EXERCISE DATA:
__________________________________________________
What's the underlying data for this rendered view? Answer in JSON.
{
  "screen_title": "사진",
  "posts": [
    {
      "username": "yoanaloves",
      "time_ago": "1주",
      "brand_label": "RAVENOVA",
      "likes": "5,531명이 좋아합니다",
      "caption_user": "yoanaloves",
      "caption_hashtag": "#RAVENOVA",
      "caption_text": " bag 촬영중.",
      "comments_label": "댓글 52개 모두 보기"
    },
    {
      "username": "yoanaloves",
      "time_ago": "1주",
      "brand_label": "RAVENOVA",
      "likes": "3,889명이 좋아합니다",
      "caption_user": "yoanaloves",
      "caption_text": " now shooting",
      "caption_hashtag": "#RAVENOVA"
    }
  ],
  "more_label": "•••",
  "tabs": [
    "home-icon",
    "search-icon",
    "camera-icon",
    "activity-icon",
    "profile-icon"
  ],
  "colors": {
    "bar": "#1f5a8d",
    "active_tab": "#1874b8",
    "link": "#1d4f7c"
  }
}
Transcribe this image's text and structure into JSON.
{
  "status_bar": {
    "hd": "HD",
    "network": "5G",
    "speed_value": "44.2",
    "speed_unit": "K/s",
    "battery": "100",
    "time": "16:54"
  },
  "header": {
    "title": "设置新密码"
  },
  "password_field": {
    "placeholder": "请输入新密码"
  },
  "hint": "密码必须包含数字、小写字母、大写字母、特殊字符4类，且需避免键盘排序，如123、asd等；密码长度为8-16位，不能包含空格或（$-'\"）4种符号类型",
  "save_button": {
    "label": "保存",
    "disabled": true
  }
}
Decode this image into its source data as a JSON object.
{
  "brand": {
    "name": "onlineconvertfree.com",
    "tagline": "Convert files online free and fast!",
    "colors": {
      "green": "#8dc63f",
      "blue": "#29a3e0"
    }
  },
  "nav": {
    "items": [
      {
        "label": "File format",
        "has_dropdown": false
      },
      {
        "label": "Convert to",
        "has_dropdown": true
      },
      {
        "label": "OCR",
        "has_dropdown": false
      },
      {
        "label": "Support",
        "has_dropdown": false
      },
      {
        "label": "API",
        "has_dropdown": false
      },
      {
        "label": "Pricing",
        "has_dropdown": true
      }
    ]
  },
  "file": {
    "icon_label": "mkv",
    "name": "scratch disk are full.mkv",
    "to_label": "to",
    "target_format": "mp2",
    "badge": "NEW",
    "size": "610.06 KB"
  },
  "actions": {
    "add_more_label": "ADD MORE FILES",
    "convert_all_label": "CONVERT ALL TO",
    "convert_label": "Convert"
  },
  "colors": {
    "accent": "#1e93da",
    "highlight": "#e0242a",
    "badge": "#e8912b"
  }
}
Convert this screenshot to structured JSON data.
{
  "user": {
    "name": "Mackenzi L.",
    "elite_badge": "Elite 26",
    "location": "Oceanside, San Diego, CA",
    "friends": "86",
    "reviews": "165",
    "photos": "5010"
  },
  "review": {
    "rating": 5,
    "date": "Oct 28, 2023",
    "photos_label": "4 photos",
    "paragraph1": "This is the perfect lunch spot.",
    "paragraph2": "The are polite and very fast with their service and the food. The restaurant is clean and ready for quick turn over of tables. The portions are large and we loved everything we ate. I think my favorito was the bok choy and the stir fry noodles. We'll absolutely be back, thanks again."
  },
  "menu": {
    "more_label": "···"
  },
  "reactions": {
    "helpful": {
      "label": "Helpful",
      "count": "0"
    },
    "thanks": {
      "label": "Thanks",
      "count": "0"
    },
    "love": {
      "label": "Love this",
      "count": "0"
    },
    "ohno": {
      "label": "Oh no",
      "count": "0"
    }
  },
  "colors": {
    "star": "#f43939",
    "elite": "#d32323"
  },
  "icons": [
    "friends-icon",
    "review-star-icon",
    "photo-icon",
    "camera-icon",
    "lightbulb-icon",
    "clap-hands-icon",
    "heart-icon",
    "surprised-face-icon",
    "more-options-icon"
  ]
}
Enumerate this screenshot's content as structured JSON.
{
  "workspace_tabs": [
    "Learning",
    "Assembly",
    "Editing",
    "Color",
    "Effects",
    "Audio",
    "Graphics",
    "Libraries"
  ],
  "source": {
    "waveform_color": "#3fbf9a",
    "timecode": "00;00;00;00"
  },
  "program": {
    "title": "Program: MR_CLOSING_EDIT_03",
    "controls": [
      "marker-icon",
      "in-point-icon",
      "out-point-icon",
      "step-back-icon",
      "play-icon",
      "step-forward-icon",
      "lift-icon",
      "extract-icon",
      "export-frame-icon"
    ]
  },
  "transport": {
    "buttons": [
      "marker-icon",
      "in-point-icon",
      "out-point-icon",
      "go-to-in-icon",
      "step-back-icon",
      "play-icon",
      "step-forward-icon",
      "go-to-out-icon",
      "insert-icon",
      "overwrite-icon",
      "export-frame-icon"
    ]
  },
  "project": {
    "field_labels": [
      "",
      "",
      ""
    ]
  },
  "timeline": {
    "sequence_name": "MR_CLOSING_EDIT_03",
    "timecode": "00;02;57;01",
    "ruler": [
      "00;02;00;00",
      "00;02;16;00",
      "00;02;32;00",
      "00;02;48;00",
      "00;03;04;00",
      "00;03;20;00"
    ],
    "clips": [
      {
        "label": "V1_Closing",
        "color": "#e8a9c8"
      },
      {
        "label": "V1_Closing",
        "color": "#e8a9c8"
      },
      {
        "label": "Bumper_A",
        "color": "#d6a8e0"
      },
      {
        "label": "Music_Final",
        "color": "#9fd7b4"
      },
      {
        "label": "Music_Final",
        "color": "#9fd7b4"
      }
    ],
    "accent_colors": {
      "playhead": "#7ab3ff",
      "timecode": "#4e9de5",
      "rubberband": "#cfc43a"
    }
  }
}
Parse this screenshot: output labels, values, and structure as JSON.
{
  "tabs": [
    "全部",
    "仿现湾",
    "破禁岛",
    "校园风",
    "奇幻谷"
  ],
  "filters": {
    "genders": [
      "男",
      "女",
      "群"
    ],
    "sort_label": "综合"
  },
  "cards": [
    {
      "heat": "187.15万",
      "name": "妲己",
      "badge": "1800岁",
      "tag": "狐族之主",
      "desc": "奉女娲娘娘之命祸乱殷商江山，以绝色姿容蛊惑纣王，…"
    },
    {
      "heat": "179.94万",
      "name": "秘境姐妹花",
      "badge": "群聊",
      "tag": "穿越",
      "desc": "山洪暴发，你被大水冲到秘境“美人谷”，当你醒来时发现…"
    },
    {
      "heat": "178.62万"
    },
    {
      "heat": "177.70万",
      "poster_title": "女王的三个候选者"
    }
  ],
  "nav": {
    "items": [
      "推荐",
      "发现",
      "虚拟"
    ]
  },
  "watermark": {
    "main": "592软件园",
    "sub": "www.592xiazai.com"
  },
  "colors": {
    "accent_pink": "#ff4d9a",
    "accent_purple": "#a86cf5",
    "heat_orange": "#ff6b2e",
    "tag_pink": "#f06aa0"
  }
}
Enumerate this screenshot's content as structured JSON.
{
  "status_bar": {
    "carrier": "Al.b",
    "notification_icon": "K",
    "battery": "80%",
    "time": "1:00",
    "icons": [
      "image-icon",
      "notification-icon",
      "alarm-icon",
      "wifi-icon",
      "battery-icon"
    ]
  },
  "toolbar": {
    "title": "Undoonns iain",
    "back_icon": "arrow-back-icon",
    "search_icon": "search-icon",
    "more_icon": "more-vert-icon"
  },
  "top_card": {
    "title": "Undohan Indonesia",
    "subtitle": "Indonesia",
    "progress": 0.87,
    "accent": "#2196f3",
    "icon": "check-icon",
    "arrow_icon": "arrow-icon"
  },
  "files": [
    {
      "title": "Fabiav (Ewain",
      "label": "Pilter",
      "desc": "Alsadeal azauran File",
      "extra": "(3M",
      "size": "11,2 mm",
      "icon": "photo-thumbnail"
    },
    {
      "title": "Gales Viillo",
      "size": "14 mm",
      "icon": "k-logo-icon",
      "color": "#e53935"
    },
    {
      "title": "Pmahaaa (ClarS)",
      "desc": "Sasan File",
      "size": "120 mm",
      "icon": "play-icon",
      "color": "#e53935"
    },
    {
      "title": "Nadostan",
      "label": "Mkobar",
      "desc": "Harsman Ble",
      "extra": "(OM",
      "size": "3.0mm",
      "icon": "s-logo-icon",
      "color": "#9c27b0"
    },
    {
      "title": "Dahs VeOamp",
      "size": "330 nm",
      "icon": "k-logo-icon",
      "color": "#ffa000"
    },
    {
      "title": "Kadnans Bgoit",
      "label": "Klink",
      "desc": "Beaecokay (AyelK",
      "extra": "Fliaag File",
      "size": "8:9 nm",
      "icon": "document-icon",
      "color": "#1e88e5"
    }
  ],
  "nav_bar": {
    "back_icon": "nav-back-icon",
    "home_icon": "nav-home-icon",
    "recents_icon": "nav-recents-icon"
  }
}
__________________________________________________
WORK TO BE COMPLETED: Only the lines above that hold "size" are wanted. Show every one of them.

ANSWER BOX:
    "size": "610.06 KB"
      "size": "11,2 mm",
      "size": "14 mm",
      "size": "120 mm",
      "size": "3.0mm",
      "size": "330 nm",
      "size": "8:9 nm",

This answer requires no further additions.